There was a house in town that was pointed out to me, where a woman who lived in Florida for the winter had offered up her home to be the place where George C Scott was going to stay while “on location.” I thought about it, and decided he needed to see his family history, so I printed out what I had that showed our relationship, and our common ancestors back into the 1700s, and decided I would deliver it to him. Why, I still know not.
But I did.
It was still a snowy time, but the streets had been scraped, and the snow was probably a foot on the ground. I drove down the driveway, telling my wife the whole time “I shouldn’t do this.” But she encouraged me to go on. I went up to the door, rang the door bell and placed the manila envelope full of family history on the door step. Not getting a response, and not really wanting one, I went back to the car. As we backed out of the driveway, the door opened. A man stood there in long-handled underwear from neck to ankles. It was him! I sped off into the night and never heard another word.

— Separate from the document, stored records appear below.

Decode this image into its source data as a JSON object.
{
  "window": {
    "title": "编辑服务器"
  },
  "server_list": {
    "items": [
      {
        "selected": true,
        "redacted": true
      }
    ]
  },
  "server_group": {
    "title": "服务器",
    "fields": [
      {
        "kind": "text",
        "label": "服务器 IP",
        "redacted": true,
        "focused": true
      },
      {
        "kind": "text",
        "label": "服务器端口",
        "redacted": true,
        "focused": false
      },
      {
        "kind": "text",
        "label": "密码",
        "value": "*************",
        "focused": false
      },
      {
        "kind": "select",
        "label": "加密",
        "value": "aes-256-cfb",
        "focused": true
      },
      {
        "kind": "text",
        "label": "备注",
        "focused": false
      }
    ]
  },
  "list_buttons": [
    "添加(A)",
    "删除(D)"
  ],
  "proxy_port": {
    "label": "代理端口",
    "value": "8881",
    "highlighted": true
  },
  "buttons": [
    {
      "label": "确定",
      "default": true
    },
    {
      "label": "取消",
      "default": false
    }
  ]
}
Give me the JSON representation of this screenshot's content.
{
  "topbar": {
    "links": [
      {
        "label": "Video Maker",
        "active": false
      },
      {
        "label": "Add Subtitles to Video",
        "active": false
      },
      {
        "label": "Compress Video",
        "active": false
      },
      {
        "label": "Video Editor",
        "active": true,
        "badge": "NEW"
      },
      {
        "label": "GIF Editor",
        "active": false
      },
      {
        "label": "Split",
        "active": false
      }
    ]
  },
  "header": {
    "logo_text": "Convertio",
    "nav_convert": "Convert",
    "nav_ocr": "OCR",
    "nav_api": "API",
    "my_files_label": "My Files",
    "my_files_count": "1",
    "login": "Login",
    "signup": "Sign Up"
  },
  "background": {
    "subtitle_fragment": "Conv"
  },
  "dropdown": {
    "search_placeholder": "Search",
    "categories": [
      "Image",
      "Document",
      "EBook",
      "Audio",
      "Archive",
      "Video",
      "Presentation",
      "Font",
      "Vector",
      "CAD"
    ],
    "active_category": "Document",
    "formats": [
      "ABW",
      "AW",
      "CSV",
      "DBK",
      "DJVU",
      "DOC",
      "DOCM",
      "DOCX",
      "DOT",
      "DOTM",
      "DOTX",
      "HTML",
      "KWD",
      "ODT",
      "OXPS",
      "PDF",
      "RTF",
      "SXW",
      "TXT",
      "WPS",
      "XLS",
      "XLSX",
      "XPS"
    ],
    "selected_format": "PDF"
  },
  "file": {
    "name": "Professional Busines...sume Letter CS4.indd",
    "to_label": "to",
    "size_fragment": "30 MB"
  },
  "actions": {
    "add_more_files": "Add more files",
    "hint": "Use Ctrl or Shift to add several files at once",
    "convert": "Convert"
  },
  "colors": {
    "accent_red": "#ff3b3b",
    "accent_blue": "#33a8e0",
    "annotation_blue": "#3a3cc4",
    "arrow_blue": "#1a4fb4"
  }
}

I moved to Bluefield, VA this summer, in the eastern end of Tazewell County. I found out that the house next door to the parsonage was once owned by an uncle of George’s on his mother’s side of the family. He used to frequent the place as an escape from the Hollywood scene. Area residents tell me he would play poker with his uncle and whoever he invited to come over. Sometimes he could be seen at the local drug store lunch counter.
The grump who refused his Academy Award for “Patton” and who married more times than Elizabeth Taylor, was finally laid to rest beside his relatives in Powell Valley cemetery a few years ago, near Big Stone Gap, Virginia. Cousin George, my favorite Scrooge.